Petitioner claims that there was uncertainty as to whether the hearing on his petition was to be a trial de novo or a review of the proceedings before the board. There was no ground for such uncertainty. It is well settled that in a proceeding of this kind the hearing is a type of de novo trial but that the administrative record must be presented to the court. See Drummey v. State Bd. of Funeral Directors, 13 Cal.2d 75, 82, 87 P.2d 848; Dare v. Board of Medical Examiners, 21 Cal.2d 790, 136 P.2d 304; Russell v. Miller, 21 Cal.2d 817, 819, 136 P.2d 318.

Both for the reason that petitioner had failed to comply with section 11523 and the fact that petitioner failed to prosecute the action with reasonable diligence, there was no abuse of discretion by the trial court in dismissing the petition.
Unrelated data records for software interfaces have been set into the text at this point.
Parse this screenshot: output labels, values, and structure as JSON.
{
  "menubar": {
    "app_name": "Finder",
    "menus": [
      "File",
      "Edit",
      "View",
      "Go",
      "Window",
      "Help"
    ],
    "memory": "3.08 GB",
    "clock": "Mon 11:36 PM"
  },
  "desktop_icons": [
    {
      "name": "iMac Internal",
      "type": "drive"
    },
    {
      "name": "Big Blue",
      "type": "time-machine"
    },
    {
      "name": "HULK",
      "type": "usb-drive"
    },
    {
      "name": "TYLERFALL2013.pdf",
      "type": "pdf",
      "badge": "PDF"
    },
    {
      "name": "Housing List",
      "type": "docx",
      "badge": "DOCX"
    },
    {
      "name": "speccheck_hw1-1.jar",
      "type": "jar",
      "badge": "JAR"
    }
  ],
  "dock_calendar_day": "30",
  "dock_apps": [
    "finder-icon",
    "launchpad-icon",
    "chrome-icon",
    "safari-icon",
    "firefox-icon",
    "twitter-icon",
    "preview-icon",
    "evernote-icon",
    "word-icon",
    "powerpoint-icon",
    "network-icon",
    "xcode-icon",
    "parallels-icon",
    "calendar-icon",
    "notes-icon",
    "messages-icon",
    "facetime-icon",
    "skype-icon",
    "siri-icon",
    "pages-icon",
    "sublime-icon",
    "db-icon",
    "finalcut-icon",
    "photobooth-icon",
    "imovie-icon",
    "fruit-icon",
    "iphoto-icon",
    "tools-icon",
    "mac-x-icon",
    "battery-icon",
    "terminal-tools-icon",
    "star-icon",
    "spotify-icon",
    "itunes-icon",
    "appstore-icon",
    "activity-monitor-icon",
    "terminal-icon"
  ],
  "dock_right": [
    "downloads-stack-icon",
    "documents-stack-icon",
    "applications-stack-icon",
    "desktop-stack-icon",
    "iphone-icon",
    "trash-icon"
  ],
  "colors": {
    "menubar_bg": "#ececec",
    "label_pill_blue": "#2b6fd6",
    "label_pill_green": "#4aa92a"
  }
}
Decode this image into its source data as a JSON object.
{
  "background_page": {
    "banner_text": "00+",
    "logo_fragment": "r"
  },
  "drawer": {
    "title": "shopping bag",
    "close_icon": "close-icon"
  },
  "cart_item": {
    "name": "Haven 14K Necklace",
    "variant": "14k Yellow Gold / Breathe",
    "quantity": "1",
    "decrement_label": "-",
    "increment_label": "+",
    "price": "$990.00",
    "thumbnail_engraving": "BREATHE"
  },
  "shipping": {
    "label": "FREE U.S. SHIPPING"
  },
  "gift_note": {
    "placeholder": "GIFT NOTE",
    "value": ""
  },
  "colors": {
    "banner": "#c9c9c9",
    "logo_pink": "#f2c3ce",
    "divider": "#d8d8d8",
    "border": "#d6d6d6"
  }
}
The fact that on the hearing of the motion to dismiss, one of petitioner's counsel, and the one who had handled the matter, was ill, did not require that the court refuse to dismiss the petition. Attorney Wertsch was one of the attorneys of record, throughout the entire proceeding, and showed himself fully competent to represent petitioner. Moreover, as we have shown, the petition could have been dismissed prior to counsel's illness.

The order is affirmed.

FOOTNOTES

1.  Filed pursuant to Government Code, § 11523 and Code of Civil Procedure, § 1094.5. July 31, an alternative writ of mandate was issued staying the effect of the board's order pendente lite.

2.  The record fails to disclose what happened to this motion. Apparently the restraining order was never vacated.

BRAY, Justice.

PETERS, P. J., and FRED B. WOOD, J., concur.